Sexes Eligible for Study:   All
Accepts Healthy Volunteers:   No
Criteria

Inclusion Criteria:

  • Has Chronic Kidney Disease or End Stage Renal Disease
  • Over 18, under 80 years of age
  • Currently receiving care in the Vanderbilt Nephrology or Dialysis Clinics
  • Receiving ESAs for anemia
  • Speaks and can read English (no previous use of interpreter services)
  • No significant visual impairment documented in medical record

Exclusion Criteria:

  • Diagnosed cognitive disability
  • Stated inability to converse and read fluently in English, or prior use of translation services
  • Poor visual acuity
  Contacts and Locations
Information from the National Library of Medicine

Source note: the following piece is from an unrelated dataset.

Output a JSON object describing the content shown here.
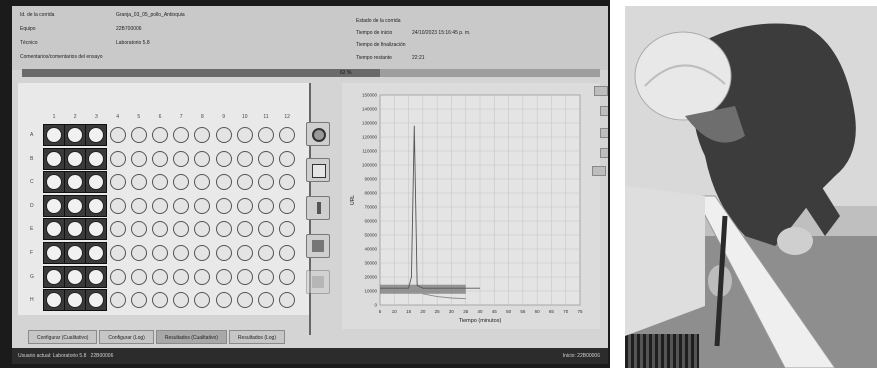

To learn more about this study, you or your doctor may contact the study research staff using the contact information provided by the sponsor.

Please refer to this study by its ClinicalTrials.gov identifier (NCT number): NCT01992926


Locations
United States, Tennessee
Vanderbilt University Medical Center
Nashville, Tennessee, United States, 37232
Sponsors and Collaborators
Vanderbilt University
Investigators
Principal Investigator: Kerri Cavanaugh, MD Vanderbilt University
  More Information

Publications automatically indexed to this study by ClinicalTrials.gov Identifier (NCT Number):
Responsible Party: Kerri Cavanaugh, Assistant Professor, Vanderbilt University
ClinicalTrials.gov Identifier: NCT01992926     History of Changes
Other Study ID Numbers: 130784
First Submitted: November 14, 2013
First Posted: November 25, 2013
Last Update Posted: January 22, 2015
Last Verified: January 2015

Keywords provided by Kerri Cavanaugh, Vanderbilt University:
health literacy
health numeracy

Additional relevant MeSH terms:
Kidney Diseases
Renal Insufficiency, Chronic
Kidney Failure, Chronic
Urologic Diseases
Renal Insufficiency